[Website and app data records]
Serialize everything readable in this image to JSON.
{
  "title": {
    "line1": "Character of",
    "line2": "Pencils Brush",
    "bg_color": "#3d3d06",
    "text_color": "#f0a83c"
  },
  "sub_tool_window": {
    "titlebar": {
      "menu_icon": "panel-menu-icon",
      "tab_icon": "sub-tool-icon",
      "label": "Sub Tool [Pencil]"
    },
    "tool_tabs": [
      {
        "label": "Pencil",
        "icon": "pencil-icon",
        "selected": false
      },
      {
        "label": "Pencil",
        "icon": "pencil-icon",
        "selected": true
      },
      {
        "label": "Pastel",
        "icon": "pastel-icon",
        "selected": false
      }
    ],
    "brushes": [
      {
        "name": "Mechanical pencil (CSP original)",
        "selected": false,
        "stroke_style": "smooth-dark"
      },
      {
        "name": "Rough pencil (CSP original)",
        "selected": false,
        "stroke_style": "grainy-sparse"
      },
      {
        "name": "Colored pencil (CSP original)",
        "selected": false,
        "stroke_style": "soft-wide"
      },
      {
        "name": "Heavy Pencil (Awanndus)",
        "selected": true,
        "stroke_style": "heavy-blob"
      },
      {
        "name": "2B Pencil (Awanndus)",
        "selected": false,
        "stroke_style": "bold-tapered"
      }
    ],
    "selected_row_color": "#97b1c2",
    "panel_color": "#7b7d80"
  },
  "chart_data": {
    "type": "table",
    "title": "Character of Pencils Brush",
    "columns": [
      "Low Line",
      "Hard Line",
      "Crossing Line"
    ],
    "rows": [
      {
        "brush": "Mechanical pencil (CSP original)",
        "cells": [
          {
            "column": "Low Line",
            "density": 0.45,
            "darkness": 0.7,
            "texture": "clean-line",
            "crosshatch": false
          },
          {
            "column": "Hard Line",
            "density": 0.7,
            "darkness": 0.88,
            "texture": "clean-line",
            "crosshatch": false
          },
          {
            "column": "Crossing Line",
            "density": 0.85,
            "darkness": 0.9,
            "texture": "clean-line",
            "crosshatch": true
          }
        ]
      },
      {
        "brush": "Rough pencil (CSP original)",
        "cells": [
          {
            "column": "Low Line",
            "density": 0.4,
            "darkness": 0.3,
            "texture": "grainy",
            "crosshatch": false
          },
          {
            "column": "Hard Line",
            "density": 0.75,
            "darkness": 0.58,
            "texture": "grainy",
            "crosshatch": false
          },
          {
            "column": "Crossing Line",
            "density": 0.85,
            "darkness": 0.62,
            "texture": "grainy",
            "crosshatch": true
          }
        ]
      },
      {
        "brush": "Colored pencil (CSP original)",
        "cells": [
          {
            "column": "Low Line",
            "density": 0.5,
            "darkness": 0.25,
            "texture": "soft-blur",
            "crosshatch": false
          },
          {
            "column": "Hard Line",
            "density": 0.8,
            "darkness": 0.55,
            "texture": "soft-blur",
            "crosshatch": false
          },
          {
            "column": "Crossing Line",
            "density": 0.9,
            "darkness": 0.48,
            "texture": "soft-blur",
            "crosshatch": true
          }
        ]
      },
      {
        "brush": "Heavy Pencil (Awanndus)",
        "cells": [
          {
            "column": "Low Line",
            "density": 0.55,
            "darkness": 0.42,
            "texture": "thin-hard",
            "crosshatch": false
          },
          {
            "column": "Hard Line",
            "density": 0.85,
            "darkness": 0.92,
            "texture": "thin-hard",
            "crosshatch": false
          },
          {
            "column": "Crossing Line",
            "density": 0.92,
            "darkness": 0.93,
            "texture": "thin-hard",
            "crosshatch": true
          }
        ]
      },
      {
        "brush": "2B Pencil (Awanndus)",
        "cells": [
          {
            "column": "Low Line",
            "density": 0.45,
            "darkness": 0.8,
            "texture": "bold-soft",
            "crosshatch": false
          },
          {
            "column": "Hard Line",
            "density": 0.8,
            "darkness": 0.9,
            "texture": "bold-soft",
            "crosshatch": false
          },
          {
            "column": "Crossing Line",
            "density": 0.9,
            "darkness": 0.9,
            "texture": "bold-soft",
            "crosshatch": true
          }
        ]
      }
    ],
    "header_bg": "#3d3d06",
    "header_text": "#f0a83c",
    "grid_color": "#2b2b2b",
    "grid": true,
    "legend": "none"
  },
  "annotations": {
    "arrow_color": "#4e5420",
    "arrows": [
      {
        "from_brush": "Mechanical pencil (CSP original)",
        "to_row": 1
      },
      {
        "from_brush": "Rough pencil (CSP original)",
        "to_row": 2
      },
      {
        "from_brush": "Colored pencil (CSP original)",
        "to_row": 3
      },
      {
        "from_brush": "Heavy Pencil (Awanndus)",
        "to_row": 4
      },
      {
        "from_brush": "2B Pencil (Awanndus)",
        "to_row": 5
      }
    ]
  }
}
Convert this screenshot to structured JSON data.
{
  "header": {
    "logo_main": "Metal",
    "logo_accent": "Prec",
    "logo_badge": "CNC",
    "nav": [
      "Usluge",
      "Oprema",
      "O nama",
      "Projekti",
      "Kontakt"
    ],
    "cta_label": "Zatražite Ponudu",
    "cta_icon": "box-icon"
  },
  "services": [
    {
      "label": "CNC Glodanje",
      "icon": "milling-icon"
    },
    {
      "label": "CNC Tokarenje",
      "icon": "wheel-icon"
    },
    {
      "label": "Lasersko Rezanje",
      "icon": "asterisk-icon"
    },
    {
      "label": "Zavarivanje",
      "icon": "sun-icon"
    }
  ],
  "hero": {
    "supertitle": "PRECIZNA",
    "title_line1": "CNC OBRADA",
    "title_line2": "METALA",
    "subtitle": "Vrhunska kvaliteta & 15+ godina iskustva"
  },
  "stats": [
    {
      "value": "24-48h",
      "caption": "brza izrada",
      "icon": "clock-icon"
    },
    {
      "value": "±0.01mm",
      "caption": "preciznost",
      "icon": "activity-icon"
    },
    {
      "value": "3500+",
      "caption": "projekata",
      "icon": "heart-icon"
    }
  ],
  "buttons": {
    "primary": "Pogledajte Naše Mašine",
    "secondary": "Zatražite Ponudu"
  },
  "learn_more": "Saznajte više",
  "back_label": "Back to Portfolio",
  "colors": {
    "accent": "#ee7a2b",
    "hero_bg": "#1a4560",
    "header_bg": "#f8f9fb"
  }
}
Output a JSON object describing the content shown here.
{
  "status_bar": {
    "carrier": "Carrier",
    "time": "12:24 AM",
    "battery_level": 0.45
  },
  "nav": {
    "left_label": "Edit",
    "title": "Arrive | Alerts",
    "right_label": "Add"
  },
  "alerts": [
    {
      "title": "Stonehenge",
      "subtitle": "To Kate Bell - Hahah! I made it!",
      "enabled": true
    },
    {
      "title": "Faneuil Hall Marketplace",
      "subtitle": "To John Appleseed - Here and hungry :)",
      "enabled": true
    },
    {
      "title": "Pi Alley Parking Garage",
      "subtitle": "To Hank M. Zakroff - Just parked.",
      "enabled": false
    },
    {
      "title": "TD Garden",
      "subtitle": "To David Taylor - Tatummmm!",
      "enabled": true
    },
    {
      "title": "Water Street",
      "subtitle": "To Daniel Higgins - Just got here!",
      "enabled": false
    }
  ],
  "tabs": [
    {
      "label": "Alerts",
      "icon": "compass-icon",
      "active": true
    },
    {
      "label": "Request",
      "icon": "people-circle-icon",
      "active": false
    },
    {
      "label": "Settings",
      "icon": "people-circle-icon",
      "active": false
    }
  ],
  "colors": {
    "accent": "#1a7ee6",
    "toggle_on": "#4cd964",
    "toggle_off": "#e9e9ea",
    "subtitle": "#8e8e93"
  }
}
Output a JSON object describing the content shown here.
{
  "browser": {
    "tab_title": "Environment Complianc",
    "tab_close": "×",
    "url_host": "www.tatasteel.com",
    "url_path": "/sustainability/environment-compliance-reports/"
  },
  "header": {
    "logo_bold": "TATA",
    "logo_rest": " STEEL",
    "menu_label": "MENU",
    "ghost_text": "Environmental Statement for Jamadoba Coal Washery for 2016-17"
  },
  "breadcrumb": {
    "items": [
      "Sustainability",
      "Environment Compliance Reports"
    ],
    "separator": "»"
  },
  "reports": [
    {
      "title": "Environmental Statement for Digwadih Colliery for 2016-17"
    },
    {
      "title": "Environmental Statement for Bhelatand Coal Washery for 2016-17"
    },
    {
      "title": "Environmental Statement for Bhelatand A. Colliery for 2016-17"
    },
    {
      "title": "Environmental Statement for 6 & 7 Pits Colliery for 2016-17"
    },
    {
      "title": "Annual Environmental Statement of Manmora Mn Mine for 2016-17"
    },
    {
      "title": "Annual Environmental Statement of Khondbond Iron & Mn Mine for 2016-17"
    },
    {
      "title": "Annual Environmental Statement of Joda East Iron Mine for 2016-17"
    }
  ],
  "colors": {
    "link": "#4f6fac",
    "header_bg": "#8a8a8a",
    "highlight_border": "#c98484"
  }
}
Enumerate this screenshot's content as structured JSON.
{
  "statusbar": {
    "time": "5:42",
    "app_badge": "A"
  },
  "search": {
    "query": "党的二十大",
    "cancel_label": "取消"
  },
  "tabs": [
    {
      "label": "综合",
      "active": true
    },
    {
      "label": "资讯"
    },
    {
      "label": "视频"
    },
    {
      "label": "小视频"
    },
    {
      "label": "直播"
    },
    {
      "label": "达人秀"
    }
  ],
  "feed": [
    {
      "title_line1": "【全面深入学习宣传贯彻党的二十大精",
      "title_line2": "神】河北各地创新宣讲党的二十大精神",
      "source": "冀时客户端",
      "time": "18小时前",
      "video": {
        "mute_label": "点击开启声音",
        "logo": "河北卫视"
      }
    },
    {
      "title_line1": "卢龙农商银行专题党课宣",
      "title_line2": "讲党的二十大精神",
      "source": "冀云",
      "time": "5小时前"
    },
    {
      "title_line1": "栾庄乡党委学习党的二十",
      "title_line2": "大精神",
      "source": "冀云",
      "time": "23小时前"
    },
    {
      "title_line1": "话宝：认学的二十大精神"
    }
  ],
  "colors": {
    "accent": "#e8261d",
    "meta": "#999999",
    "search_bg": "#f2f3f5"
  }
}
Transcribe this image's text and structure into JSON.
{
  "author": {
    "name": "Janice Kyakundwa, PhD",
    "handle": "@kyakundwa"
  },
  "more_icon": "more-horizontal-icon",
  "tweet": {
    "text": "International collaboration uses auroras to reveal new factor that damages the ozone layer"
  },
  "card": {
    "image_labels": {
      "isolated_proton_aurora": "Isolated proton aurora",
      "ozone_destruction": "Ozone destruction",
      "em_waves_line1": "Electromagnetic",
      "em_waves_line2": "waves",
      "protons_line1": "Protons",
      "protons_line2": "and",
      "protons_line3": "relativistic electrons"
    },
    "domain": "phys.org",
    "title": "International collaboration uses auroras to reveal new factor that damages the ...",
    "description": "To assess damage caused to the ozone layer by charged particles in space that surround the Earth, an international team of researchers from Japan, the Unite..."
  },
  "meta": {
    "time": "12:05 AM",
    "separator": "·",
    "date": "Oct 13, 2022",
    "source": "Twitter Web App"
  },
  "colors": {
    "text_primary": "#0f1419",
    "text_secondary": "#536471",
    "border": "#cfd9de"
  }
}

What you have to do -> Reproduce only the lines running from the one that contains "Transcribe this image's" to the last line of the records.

Solution ->
Transcribe this image's text and structure into JSON.
{
  "author": {
    "name": "Janice Kyakundwa, PhD",
    "handle": "@kyakundwa"
  },
  "more_icon": "more-horizontal-icon",
  "tweet": {
    "text": "International collaboration uses auroras to reveal new factor that damages the ozone layer"
  },
  "card": {
    "image_labels": {
      "isolated_proton_aurora": "Isolated proton aurora",
      "ozone_destruction": "Ozone destruction",
      "em_waves_line1": "Electromagnetic",
      "em_waves_line2": "waves",
      "protons_line1": "Protons",
      "protons_line2": "and",
      "protons_line3": "relativistic electrons"
    },
    "domain": "phys.org",
    "title": "International collaboration uses auroras to reveal new factor that damages the ...",
    "description": "To assess damage caused to the ozone layer by charged particles in space that surround the Earth, an international team of researchers from Japan, the Unite..."
  },
  "meta": {
    "time": "12:05 AM",
    "separator": "·",
    "date": "Oct 13, 2022",
    "source": "Twitter Web App"
  },
  "colors": {
    "text_primary": "#0f1419",
    "text_secondary": "#536471",
    "border": "#cfd9de"
  }
}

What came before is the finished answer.